When an apparently suicidal pilot flew his plane into the side of a mountain, he killed 150 people, and devastated the lives of those who loved them.
The pilot, Andreas Lubitz, did online research into suicide methods in the days leading up to the fatal flight. Lubitz battled depression for years, relapsed with severe depression and stress in late 2014, and concealed recent medical leave notes declaring him unfit for work.
An Anchorage man who called me asking what it took to claim a “hostile environment” shares many characteristics with Lubitz. He battles depression, received a diagnosis of manic depression when 30, and told his coworker friends he’d thought about suicide in his early twenties. Two months ago, he made a decision to stop taking his medication in favor of off-the-shelf vitamin pills. Since then, he’s had a hard time controlling his mood swings and outbursts during his manic phase.
Until the plane crash, his co-workers supported his efforts to free himself from medication. Since then, his presence in the workplace scares several of them.
“What if you go off your rocker and do something nuts?” a formerly friendly co-worker asked him last week.
He wants his employer to discipline this coworker for his “mocking question.” He asked if his employer could call me.
“Sure,” I said, and started researching.
His challenge, and that of his coworkers and his employers, may be all too common.

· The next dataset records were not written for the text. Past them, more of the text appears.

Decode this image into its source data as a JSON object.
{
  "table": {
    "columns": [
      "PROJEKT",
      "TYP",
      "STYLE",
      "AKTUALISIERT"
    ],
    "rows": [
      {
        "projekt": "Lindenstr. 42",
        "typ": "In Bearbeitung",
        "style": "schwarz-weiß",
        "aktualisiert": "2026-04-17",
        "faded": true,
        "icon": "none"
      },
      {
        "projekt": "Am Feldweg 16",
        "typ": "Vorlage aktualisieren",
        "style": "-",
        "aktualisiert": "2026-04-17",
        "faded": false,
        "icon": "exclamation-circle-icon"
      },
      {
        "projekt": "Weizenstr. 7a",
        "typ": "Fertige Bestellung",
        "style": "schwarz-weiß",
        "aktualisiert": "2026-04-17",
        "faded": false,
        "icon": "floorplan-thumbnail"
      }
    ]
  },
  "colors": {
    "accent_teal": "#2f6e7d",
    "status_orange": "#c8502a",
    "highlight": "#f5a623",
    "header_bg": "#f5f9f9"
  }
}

According to the National Institute of Mental Health, an estimated 9.6 million adults showed signs of serious mental illness and an estimated 16 million adults, or 6.9 percent of all U.S. adults, had at least one major depressive episode in 2012.
The employer of the man who called needs to protect this employee from a hostile environment, defined as harassment a reasonable person would consider abusive or intimidating and frequent or severe enough to permeate his work environment and interfere with his ability to perform his job. The caller declared his going off his medications was “his business” and was angry that his coworkers didn’t take his “outbursts in stride.” His employer needs to decide where the rights of their mentally ill employee end and the rights of his coworkers begin.

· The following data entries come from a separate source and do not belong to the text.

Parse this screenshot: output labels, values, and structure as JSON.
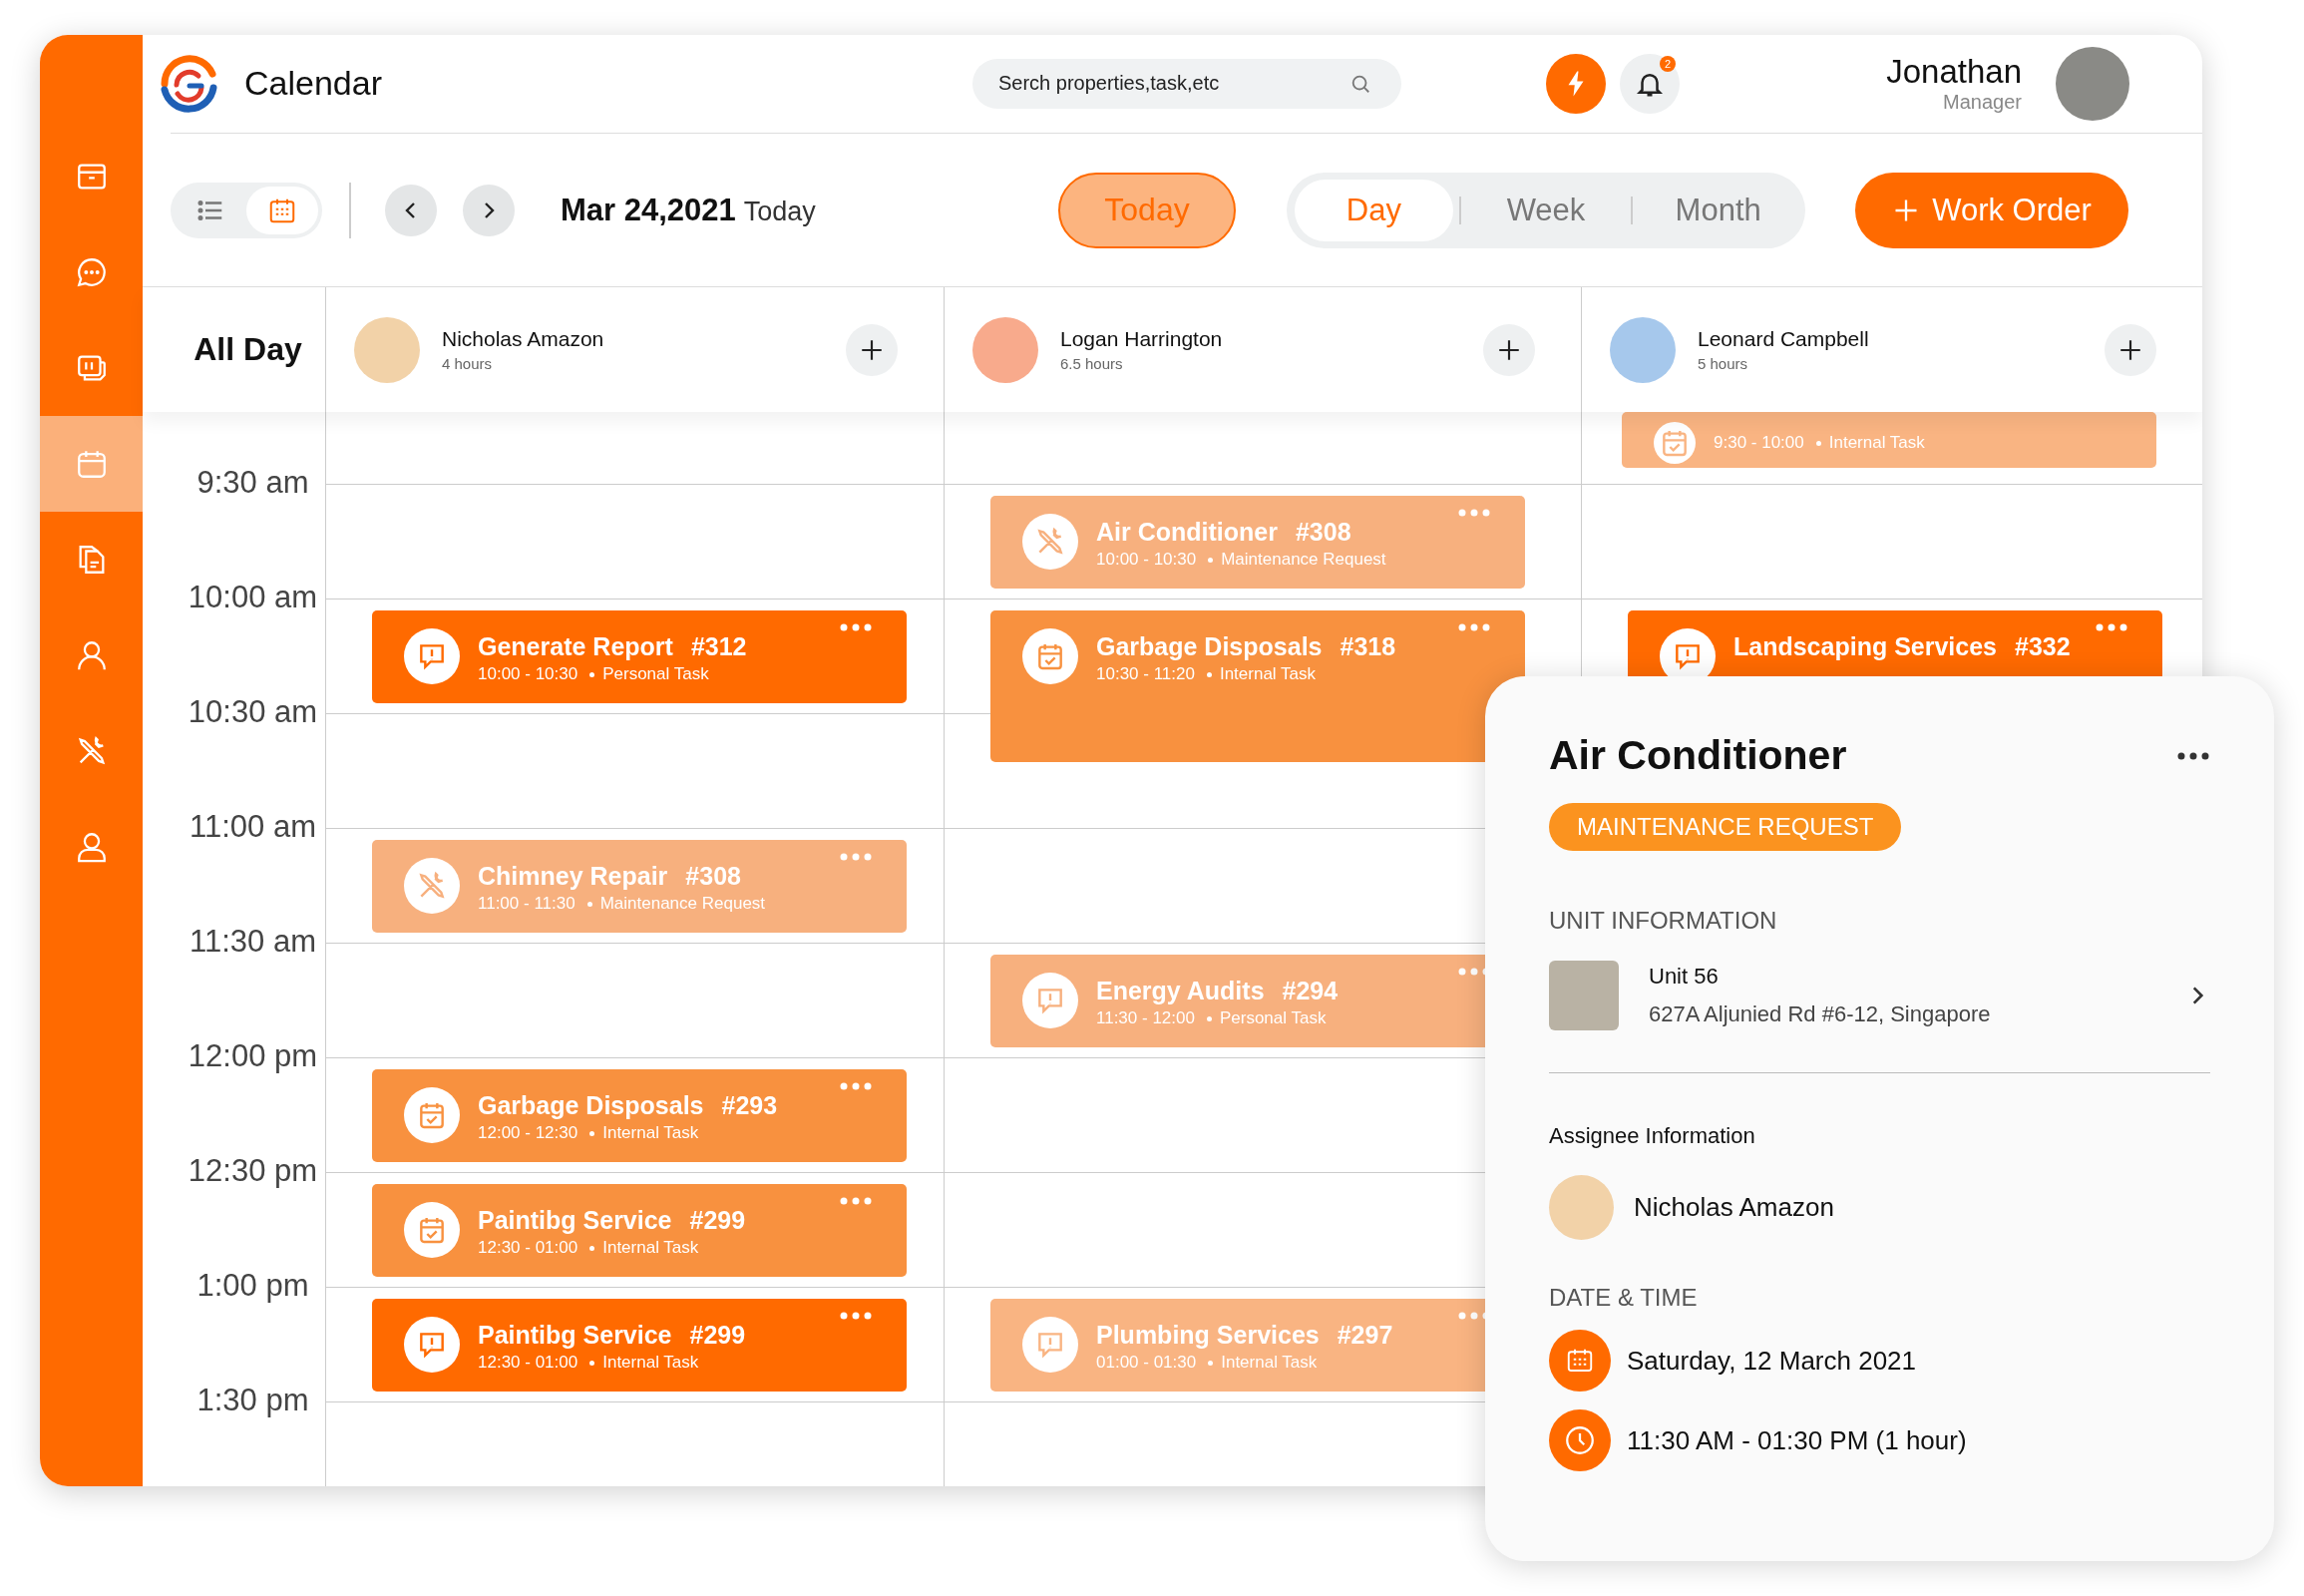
{
  "app": {
    "title": "Calendar"
  },
  "search": {
    "placeholder": "Serch properties,task,etc"
  },
  "notifications": {
    "count": "2"
  },
  "user": {
    "name": "Jonathan",
    "role": "Manager"
  },
  "sidebar": {
    "items": [
      {
        "kind": "archive",
        "selected": false
      },
      {
        "kind": "chat",
        "selected": false
      },
      {
        "kind": "cards",
        "selected": false
      },
      {
        "kind": "calendar",
        "selected": true
      },
      {
        "kind": "documents",
        "selected": false
      },
      {
        "kind": "person",
        "selected": false
      },
      {
        "kind": "tools",
        "selected": false
      },
      {
        "kind": "user",
        "selected": false
      }
    ]
  },
  "toolbar": {
    "views": [
      {
        "kind": "list",
        "selected": false
      },
      {
        "kind": "calendar",
        "selected": true
      }
    ],
    "date": "Mar 24,2021",
    "date_note": "Today",
    "today_button": "Today",
    "ranges": [
      {
        "label": "Day",
        "selected": true
      },
      {
        "label": "Week",
        "selected": false
      },
      {
        "label": "Month",
        "selected": false
      }
    ],
    "work_order_button": "Work Order"
  },
  "all_day_label": "All Day",
  "times": [
    "9:30 am",
    "10:00 am",
    "10:30 am",
    "11:00 am",
    "11:30 am",
    "12:00 pm",
    "12:30 pm",
    "1:00 pm",
    "1:30 pm"
  ],
  "columns": [
    {
      "name": "Nicholas Amazon",
      "hours": "4 hours",
      "color": "#f2d2a8",
      "events": [
        {
          "title": "Generate Report",
          "number": "#312",
          "time": "10:00 - 10:30",
          "type": "Personal Task",
          "kind": "alert",
          "color": "#ff6a00"
        },
        {
          "title": "Chimney Repair",
          "number": "#308",
          "time": "11:00 - 11:30",
          "type": "Maintenance Request",
          "kind": "tools",
          "color": "#f7b07e"
        },
        {
          "title": "Garbage Disposals",
          "number": "#293",
          "time": "12:00 - 12:30",
          "type": "Internal Task",
          "kind": "task",
          "color": "#f8913f"
        },
        {
          "title": "Paintibg Service",
          "number": "#299",
          "time": "12:30 - 01:00",
          "type": "Internal Task",
          "kind": "task",
          "color": "#f8913f"
        },
        {
          "title": "Paintibg Service",
          "number": "#299",
          "time": "12:30 - 01:00",
          "type": "Internal Task",
          "kind": "alert",
          "color": "#ff6a00"
        }
      ]
    },
    {
      "name": "Logan Harrington",
      "hours": "6.5 hours",
      "color": "#f8aa8c",
      "events": [
        {
          "title": "Air Conditioner",
          "number": "#308",
          "time": "10:00 - 10:30",
          "type": "Maintenance Request",
          "kind": "tools",
          "color": "#f7b07e"
        },
        {
          "title": "Garbage Disposals",
          "number": "#318",
          "time": "10:30 - 11:20",
          "type": "Internal Task",
          "kind": "task",
          "color": "#f8913f"
        },
        {
          "title": "Energy Audits",
          "number": "#294",
          "time": "11:30 - 12:00",
          "type": "Personal Task",
          "kind": "alert",
          "color": "#f7b07e"
        },
        {
          "title": "Plumbing Services",
          "number": "#297",
          "time": "01:00 - 01:30",
          "type": "Internal Task",
          "kind": "alert",
          "color": "#f9b482"
        }
      ]
    },
    {
      "name": "Leonard Campbell",
      "hours": "5 hours",
      "color": "#a6c8ec",
      "events": [
        {
          "time": "9:30 - 10:00",
          "type": "Internal Task",
          "kind": "task",
          "color": "#f9b482"
        },
        {
          "title": "Landscaping Services",
          "number": "#332",
          "kind": "alert",
          "color": "#ff6a00"
        }
      ]
    }
  ],
  "detail": {
    "title": "Air Conditioner",
    "badge": "MAINTENANCE REQUEST",
    "unit_heading": "UNIT INFORMATION",
    "unit_name": "Unit 56",
    "unit_address": "627A Aljunied Rd #6-12, Singapore",
    "assignee_heading": "Assignee Information",
    "assignee_name": "Nicholas Amazon",
    "datetime_heading": "DATE & TIME",
    "date": "Saturday, 12 March 2021",
    "time": "11:30 AM - 01:30 PM (1 hour)"
  }
}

A landmark case, Wills v. Superior Court of Orange County, provides guidance to employers. Wills told a coworker who made her angry that she planned to add him to her Kill Bill list, referring to a female assassin movie, and sent coworkers threatening emails and videos. Her employer investigated the situation and — despite Wills’ doctor stating that while Wills suffered from bipolar disorder she wouldn’t endanger her coworkers — fired Wills. Wills sued.
The court found that the Americans with Disabilities Act protected Wills and her mental disability-related misconduct. At the same time, it ruled in favor of the employer, noticing that Wills’ threats and violent behavior placed her employer on a “razor’s edge” between violating Wills’ rights as a disabled employee and her coworkers’ right to a safe work environment. Since Wills’ employer had a policy prohibiting violence, the court noted that the employer could discipline even an ADA-protected employee for threatening or committing violence, thus violating workplace conduct standards.
There is, however, a significant difference between actual threats and coworker suspicions or worries. In another landmark case, Gambini v. Total Renal Care, the employer terminated Gambini after her outburst frightened her coworkers, and Gambini won her wrongful termination lawsuit, in part because she hadn’t made a threat. Although nothing in the ADA prevents an employer from maintaining a workplace free of violence or threats of violence, employers can’t discriminate against a disabled employee or allow one to be harassed.
Clear cut? Not at all. While the man who called me accurately said his decision to go off his medication was personal, his employer governs the workplace and can and should address his outbursts. Lubitz made no advance threat, yet, in hindsight, putting him at the controls of a plane enabled him to kill. The employer has a duty to protect the rights of a mentally ill employee and simultaneously protect the safety of that employee and others.
© Dr. Lynne Curry is author of ”Beating the Workplace Bully” and ”Solutions” as well as owner of the management/HR consulting/training firm The Growth Company Inc. Follow her on Twitter @lynnecury10 or at www.bullywhisperer.com.